Task prompt = Repeat the data exactly, please; no pictures belong in the copy.

Material to process =
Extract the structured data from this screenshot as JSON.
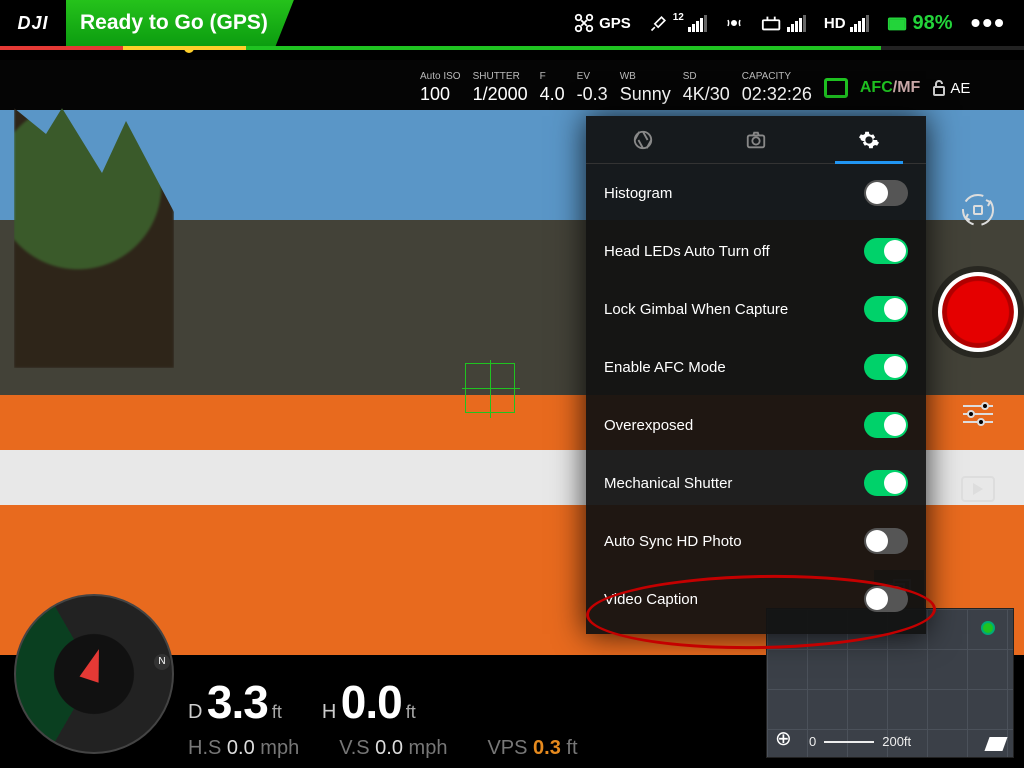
{
  "brand": "DJI",
  "status_text": "Ready to Go (GPS)",
  "top": {
    "mode": "GPS",
    "sat_count": "12",
    "hd_label": "HD",
    "battery_pct": "98%"
  },
  "params": {
    "iso_label": "Auto ISO",
    "iso": "100",
    "shutter_label": "SHUTTER",
    "shutter": "1/2000",
    "f_label": "F",
    "f": "4.0",
    "ev_label": "EV",
    "ev": "-0.3",
    "wb_label": "WB",
    "wb": "Sunny",
    "sd_label": "SD",
    "sd": "4K/30",
    "cap_label": "CAPACITY",
    "cap": "02:32:26",
    "afc": "AFC",
    "mf": "/MF",
    "ae": "AE"
  },
  "settings": {
    "items": [
      {
        "label": "Histogram",
        "on": false
      },
      {
        "label": "Head LEDs Auto Turn off",
        "on": true
      },
      {
        "label": "Lock Gimbal When Capture",
        "on": true
      },
      {
        "label": "Enable AFC Mode",
        "on": true
      },
      {
        "label": "Overexposed",
        "on": true
      },
      {
        "label": "Mechanical Shutter",
        "on": true
      },
      {
        "label": "Auto Sync HD Photo",
        "on": false
      },
      {
        "label": "Video Caption",
        "on": false
      }
    ]
  },
  "telemetry": {
    "d_label": "D",
    "d": "3.3",
    "d_unit": "ft",
    "h_label": "H",
    "h": "0.0",
    "h_unit": "ft",
    "hs_label": "H.S",
    "hs": "0.0",
    "hs_unit": "mph",
    "vs_label": "V.S",
    "vs": "0.0",
    "vs_unit": "mph",
    "vps_label": "VPS",
    "vps": "0.3",
    "vps_unit": "ft"
  },
  "compass": {
    "n": "N"
  },
  "minimap": {
    "scale_a": "0",
    "scale_b": "200ft"
  }
}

Written reply =
Extract the structured data from this screenshot as JSON.
{
  "brand": "DJI",
  "status_text": "Ready to Go (GPS)",
  "top": {
    "mode": "GPS",
    "sat_count": "12",
    "hd_label": "HD",
    "battery_pct": "98%"
  },
  "params": {
    "iso_label": "Auto ISO",
    "iso": "100",
    "shutter_label": "SHUTTER",
    "shutter": "1/2000",
    "f_label": "F",
    "f": "4.0",
    "ev_label": "EV",
    "ev": "-0.3",
    "wb_label": "WB",
    "wb": "Sunny",
    "sd_label": "SD",
    "sd": "4K/30",
    "cap_label": "CAPACITY",
    "cap": "02:32:26",
    "afc": "AFC",
    "mf": "/MF",
    "ae": "AE"
  },
  "settings": {
    "items": [
      {
        "label": "Histogram",
        "on": false
      },
      {
        "label": "Head LEDs Auto Turn off",
        "on": true
      },
      {
        "label": "Lock Gimbal When Capture",
        "on": true
      },
      {
        "label": "Enable AFC Mode",
        "on": true
      },
      {
        "label": "Overexposed",
        "on": true
      },
      {
        "label": "Mechanical Shutter",
        "on": true
      },
      {
        "label": "Auto Sync HD Photo",
        "on": false
      },
      {
        "label": "Video Caption",
        "on": false
      }
    ]
  },
  "telemetry": {
    "d_label": "D",
    "d": "3.3",
    "d_unit": "ft",
    "h_label": "H",
    "h": "0.0",
    "h_unit": "ft",
    "hs_label": "H.S",
    "hs": "0.0",
    "hs_unit": "mph",
    "vs_label": "V.S",
    "vs": "0.0",
    "vs_unit": "mph",
    "vps_label": "VPS",
    "vps": "0.3",
    "vps_unit": "ft"
  },
  "compass": {
    "n": "N"
  },
  "minimap": {
    "scale_a": "0",
    "scale_b": "200ft"
  }
}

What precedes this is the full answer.